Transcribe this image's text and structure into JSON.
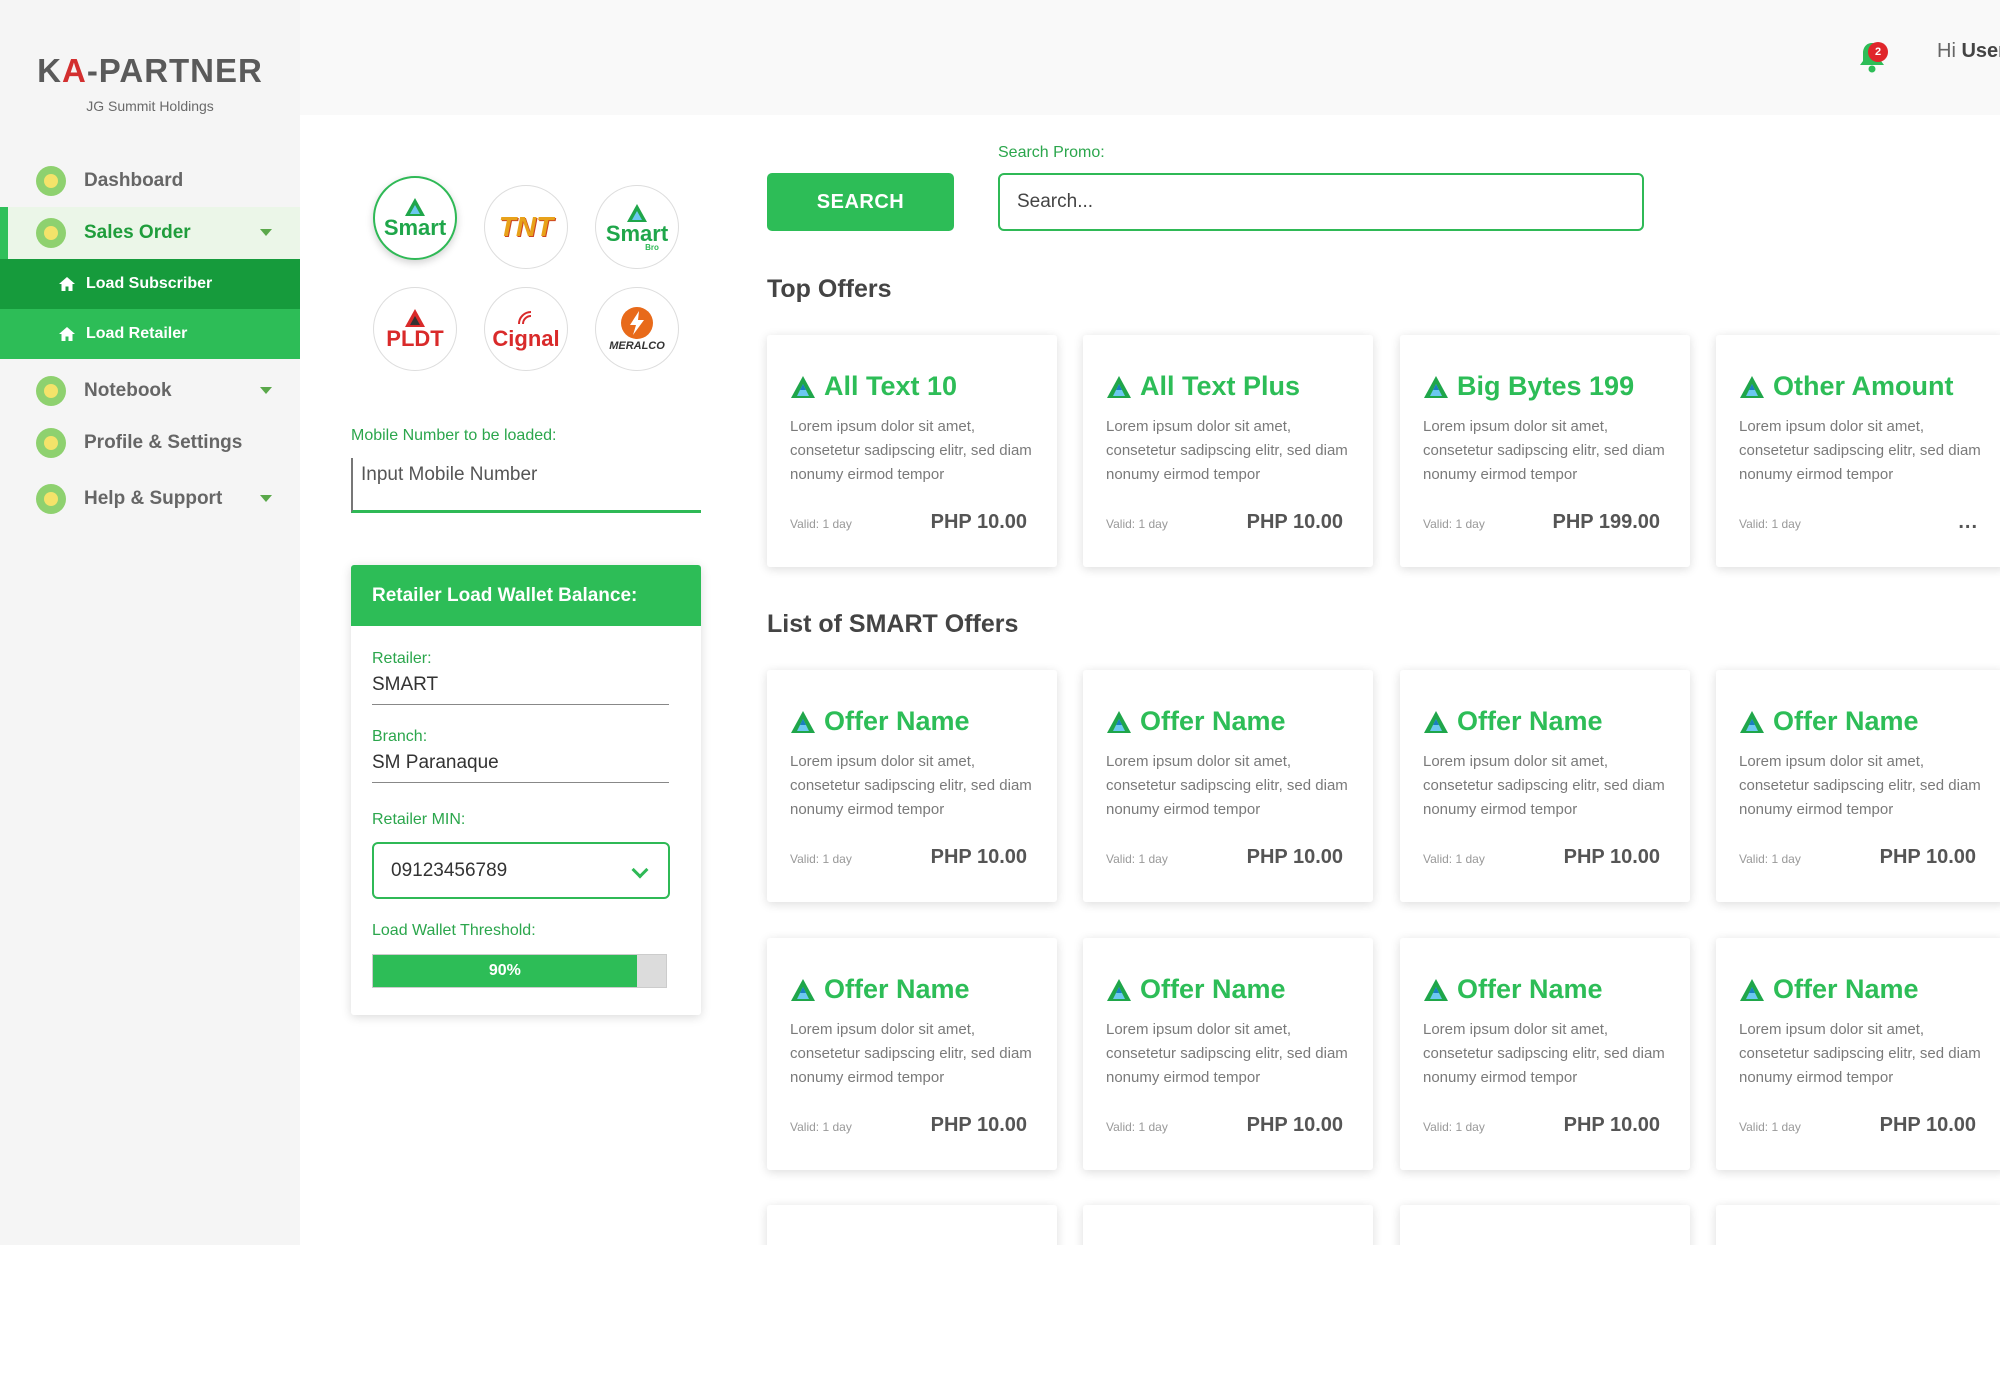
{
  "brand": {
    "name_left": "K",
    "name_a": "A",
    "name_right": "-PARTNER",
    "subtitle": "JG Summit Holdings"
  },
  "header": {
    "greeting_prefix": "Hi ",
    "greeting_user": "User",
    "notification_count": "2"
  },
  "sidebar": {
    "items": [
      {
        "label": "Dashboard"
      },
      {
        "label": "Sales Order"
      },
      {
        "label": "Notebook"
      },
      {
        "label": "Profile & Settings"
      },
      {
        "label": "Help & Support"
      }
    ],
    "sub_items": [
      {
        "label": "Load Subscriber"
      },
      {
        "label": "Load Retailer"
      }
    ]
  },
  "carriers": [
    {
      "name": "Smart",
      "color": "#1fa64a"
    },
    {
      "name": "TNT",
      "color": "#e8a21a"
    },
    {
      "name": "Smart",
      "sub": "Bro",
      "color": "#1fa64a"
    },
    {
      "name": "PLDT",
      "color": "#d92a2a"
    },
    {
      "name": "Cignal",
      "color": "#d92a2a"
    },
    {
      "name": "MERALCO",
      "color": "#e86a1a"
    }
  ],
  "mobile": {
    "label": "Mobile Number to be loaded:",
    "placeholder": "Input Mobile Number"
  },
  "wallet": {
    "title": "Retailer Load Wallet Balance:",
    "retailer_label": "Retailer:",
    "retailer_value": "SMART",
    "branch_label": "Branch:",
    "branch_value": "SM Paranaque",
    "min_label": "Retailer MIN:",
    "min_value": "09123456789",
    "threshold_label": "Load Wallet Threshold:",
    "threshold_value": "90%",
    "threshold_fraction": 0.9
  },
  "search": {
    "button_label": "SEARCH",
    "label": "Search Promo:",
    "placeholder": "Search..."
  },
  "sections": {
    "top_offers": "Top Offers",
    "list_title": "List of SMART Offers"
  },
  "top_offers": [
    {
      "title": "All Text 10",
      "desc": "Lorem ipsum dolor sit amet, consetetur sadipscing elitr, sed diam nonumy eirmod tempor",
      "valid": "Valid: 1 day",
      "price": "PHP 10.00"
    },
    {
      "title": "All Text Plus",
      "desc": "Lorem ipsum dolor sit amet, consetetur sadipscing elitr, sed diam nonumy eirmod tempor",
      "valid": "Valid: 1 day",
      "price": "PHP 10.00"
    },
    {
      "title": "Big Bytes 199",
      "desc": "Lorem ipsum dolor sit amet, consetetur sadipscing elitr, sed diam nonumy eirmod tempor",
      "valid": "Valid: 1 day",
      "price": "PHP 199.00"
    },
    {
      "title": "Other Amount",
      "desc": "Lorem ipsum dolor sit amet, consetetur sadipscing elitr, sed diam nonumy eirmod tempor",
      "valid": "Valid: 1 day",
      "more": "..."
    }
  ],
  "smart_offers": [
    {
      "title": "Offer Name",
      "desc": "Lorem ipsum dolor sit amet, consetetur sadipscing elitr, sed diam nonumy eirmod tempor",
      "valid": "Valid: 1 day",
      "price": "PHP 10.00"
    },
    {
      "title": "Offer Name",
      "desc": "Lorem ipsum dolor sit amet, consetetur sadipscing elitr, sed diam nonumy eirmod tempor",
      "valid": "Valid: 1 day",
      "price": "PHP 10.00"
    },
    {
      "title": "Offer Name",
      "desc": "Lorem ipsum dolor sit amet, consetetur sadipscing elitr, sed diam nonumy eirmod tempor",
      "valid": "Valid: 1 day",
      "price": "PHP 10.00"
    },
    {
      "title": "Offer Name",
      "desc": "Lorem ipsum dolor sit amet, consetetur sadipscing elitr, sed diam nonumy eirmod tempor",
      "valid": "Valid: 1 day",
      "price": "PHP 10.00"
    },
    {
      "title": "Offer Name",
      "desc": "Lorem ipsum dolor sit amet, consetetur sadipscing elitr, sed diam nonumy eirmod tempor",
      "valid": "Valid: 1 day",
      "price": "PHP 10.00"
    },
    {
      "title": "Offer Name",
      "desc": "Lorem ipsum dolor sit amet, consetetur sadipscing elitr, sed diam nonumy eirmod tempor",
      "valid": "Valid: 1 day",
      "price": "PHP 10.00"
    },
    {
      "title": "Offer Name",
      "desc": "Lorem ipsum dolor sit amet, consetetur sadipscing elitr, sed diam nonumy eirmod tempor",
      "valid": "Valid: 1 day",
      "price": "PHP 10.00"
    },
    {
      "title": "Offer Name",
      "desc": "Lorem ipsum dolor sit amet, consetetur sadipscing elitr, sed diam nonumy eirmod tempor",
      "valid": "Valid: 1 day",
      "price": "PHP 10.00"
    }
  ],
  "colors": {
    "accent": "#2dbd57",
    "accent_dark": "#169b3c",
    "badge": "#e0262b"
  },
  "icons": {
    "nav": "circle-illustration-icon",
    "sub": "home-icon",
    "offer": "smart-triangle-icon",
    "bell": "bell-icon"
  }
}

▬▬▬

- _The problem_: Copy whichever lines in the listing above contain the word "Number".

- _Response to the task_:
    "label": "Mobile Number to be loaded:",
    "placeholder": "Input Mobile Number"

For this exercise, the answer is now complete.